>>>>>

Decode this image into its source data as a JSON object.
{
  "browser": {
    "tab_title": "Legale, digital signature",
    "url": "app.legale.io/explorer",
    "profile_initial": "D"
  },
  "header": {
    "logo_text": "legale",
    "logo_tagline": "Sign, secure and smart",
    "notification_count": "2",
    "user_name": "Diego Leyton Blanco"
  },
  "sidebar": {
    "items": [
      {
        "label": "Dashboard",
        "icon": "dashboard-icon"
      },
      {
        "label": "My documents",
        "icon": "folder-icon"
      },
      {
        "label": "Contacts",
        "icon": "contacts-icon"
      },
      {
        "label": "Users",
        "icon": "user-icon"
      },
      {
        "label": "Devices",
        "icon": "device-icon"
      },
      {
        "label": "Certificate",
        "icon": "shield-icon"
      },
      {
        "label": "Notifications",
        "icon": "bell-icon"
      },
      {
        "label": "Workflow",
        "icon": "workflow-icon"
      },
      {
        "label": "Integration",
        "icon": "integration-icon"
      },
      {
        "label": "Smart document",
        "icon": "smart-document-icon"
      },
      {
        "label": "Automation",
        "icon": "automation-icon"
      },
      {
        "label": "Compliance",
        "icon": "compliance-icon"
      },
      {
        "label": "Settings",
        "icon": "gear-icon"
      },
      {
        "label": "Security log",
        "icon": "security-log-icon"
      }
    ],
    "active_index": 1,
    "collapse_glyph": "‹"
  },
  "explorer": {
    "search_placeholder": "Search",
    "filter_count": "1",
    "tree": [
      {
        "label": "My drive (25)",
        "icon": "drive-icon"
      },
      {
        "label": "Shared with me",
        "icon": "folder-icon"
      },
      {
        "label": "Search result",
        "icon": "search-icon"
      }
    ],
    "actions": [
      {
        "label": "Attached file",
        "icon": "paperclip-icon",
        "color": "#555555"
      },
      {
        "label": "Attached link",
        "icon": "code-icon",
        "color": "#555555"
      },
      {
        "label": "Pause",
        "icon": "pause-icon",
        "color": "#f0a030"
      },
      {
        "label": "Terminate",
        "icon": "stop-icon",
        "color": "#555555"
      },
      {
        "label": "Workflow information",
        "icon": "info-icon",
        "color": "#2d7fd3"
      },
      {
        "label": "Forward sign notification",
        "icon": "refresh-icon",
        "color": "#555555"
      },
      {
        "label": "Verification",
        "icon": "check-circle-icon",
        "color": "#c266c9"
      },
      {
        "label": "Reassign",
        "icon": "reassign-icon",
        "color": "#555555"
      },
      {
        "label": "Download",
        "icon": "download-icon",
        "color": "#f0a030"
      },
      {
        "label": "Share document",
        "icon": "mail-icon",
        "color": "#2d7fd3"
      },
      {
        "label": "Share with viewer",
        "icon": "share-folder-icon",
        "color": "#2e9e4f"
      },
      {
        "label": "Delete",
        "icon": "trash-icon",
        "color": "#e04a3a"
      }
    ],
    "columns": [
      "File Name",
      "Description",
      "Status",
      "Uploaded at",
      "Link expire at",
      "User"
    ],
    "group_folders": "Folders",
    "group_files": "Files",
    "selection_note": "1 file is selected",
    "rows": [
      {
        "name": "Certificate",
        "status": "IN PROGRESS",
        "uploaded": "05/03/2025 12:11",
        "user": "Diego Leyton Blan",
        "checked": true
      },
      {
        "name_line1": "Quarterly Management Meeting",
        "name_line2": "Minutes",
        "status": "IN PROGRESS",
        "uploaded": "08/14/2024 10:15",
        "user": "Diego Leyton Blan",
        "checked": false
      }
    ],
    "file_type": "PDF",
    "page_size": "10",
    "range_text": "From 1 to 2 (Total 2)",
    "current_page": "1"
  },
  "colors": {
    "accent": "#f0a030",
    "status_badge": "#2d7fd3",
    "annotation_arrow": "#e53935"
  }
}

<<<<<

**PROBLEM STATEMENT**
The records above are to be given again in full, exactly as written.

**RESPONSE BELOW**
Decode this image into its source data as a JSON object.
{
  "browser": {
    "tab_title": "Legale, digital signature",
    "url": "app.legale.io/explorer",
    "profile_initial": "D"
  },
  "header": {
    "logo_text": "legale",
    "logo_tagline": "Sign, secure and smart",
    "notification_count": "2",
    "user_name": "Diego Leyton Blanco"
  },
  "sidebar": {
    "items": [
      {
        "label": "Dashboard",
        "icon": "dashboard-icon"
      },
      {
        "label": "My documents",
        "icon": "folder-icon"
      },
      {
        "label": "Contacts",
        "icon": "contacts-icon"
      },
      {
        "label": "Users",
        "icon": "user-icon"
      },
      {
        "label": "Devices",
        "icon": "device-icon"
      },
      {
        "label": "Certificate",
        "icon": "shield-icon"
      },
      {
        "label": "Notifications",
        "icon": "bell-icon"
      },
      {
        "label": "Workflow",
        "icon": "workflow-icon"
      },
      {
        "label": "Integration",
        "icon": "integration-icon"
      },
      {
        "label": "Smart document",
        "icon": "smart-document-icon"
      },
      {
        "label": "Automation",
        "icon": "automation-icon"
      },
      {
        "label": "Compliance",
        "icon": "compliance-icon"
      },
      {
        "label": "Settings",
        "icon": "gear-icon"
      },
      {
        "label": "Security log",
        "icon": "security-log-icon"
      }
    ],
    "active_index": 1,
    "collapse_glyph": "‹"
  },
  "explorer": {
    "search_placeholder": "Search",
    "filter_count": "1",
    "tree": [
      {
        "label": "My drive (25)",
        "icon": "drive-icon"
      },
      {
        "label": "Shared with me",
        "icon": "folder-icon"
      },
      {
        "label": "Search result",
        "icon": "search-icon"
      }
    ],
    "actions": [
      {
        "label": "Attached file",
        "icon": "paperclip-icon",
        "color": "#555555"
      },
      {
        "label": "Attached link",
        "icon": "code-icon",
        "color": "#555555"
      },
      {
        "label": "Pause",
        "icon": "pause-icon",
        "color": "#f0a030"
      },
      {
        "label": "Terminate",
        "icon": "stop-icon",
        "color": "#555555"
      },
      {
        "label": "Workflow information",
        "icon": "info-icon",
        "color": "#2d7fd3"
      },
      {
        "label": "Forward sign notification",
        "icon": "refresh-icon",
        "color": "#555555"
      },
      {
        "label": "Verification",
        "icon": "check-circle-icon",
        "color": "#c266c9"
      },
      {
        "label": "Reassign",
        "icon": "reassign-icon",
        "color": "#555555"
      },
      {
        "label": "Download",
        "icon": "download-icon",
        "color": "#f0a030"
      },
      {
        "label": "Share document",
        "icon": "mail-icon",
        "color": "#2d7fd3"
      },
      {
        "label": "Share with viewer",
        "icon": "share-folder-icon",
        "color": "#2e9e4f"
      },
      {
        "label": "Delete",
        "icon": "trash-icon",
        "color": "#e04a3a"
      }
    ],
    "columns": [
      "File Name",
      "Description",
      "Status",
      "Uploaded at",
      "Link expire at",
      "User"
    ],
    "group_folders": "Folders",
    "group_files": "Files",
    "selection_note": "1 file is selected",
    "rows": [
      {
        "name": "Certificate",
        "status": "IN PROGRESS",
        "uploaded": "05/03/2025 12:11",
        "user": "Diego Leyton Blan",
        "checked": true
      },
      {
        "name_line1": "Quarterly Management Meeting",
        "name_line2": "Minutes",
        "status": "IN PROGRESS",
        "uploaded": "08/14/2024 10:15",
        "user": "Diego Leyton Blan",
        "checked": false
      }
    ],
    "file_type": "PDF",
    "page_size": "10",
    "range_text": "From 1 to 2 (Total 2)",
    "current_page": "1"
  },
  "colors": {
    "accent": "#f0a030",
    "status_badge": "#2d7fd3",
    "annotation_arrow": "#e53935"
  }
}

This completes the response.